California, north to Washington
Woodland, sagebrush, from 3,000 to 12,500 feet
Stalkless, glabrous, lanceolate, opposite, clasping, untoothed, up to 3.5 inches long
Penstemon speciosus is found in Nevada and the Pacific states, over a wide range of elevations, though not in general near the coast. Stems and flowers may have a sparse covering of short hairs but are usually glabrous. Leaves grow all along the stem, not concentrated at the base, and are longest above the middle of the stem; they have a single vein, and are often partly folded up along the axis.

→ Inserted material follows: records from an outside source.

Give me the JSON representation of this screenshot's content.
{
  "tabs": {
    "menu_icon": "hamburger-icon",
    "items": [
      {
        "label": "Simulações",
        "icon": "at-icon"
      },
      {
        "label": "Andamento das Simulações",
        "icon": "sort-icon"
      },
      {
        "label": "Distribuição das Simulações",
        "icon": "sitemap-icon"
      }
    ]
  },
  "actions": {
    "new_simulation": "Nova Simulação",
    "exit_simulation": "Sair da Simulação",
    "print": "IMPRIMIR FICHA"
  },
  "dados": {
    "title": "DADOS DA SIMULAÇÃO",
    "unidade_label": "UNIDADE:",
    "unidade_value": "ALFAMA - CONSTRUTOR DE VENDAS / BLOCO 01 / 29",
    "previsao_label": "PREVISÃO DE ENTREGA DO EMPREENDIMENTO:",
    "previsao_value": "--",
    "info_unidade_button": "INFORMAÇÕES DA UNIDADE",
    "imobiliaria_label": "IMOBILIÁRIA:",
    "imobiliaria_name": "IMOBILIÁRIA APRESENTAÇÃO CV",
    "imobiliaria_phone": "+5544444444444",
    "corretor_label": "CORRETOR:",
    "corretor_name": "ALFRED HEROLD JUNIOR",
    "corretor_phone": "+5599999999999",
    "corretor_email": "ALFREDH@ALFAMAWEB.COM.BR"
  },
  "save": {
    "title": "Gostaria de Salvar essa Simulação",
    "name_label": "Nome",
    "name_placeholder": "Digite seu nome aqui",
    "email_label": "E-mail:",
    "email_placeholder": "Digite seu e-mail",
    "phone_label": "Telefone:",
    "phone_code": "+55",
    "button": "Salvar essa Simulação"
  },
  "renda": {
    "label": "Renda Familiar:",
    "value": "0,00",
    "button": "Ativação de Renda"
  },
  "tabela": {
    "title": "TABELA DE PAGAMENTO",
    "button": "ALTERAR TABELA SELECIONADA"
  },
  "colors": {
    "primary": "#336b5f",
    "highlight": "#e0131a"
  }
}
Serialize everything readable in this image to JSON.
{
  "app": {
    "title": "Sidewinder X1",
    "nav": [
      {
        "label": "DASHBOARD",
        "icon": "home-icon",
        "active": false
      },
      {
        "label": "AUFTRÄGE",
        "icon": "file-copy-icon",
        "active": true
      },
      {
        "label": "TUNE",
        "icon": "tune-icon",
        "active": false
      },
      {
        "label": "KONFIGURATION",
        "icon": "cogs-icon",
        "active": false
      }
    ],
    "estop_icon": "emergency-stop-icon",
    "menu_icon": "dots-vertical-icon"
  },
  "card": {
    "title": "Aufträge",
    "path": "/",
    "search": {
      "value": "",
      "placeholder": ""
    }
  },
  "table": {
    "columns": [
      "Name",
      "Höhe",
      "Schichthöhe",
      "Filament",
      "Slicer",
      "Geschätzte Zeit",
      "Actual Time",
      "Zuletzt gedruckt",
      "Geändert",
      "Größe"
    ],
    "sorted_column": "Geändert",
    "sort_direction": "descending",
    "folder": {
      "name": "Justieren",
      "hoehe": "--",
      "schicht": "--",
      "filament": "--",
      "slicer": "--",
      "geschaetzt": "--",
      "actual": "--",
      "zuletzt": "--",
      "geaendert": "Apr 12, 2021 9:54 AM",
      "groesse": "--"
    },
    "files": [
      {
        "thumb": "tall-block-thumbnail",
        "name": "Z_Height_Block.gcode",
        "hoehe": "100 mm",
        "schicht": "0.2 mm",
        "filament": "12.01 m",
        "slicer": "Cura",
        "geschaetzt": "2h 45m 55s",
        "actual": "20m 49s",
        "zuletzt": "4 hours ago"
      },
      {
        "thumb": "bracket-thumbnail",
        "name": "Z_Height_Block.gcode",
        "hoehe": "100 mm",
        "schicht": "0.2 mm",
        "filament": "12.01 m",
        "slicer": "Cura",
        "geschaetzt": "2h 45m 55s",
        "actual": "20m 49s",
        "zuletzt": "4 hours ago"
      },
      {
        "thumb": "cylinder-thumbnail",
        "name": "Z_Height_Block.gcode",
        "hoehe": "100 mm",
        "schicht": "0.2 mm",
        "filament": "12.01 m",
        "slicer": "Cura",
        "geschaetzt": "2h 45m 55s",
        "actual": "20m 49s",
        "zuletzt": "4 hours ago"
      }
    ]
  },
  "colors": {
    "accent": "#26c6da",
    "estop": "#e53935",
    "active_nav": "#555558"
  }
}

The calyx is about 0.4 inches in length, divided into five lance-shaped lobes, often purplish, while the blue or purple corolla is much longer, up to 1.5 inches, and is narrow at the base, widening abruptly below the middle. The two lobes of the upper lip are recurved just below the tip, while the three lower lobes are more completely bent back, held at an angle of around 90 degrees. The margins of the four anthers are hairy, as is the tip of the infertile stamen that lies along the floor of the corolla.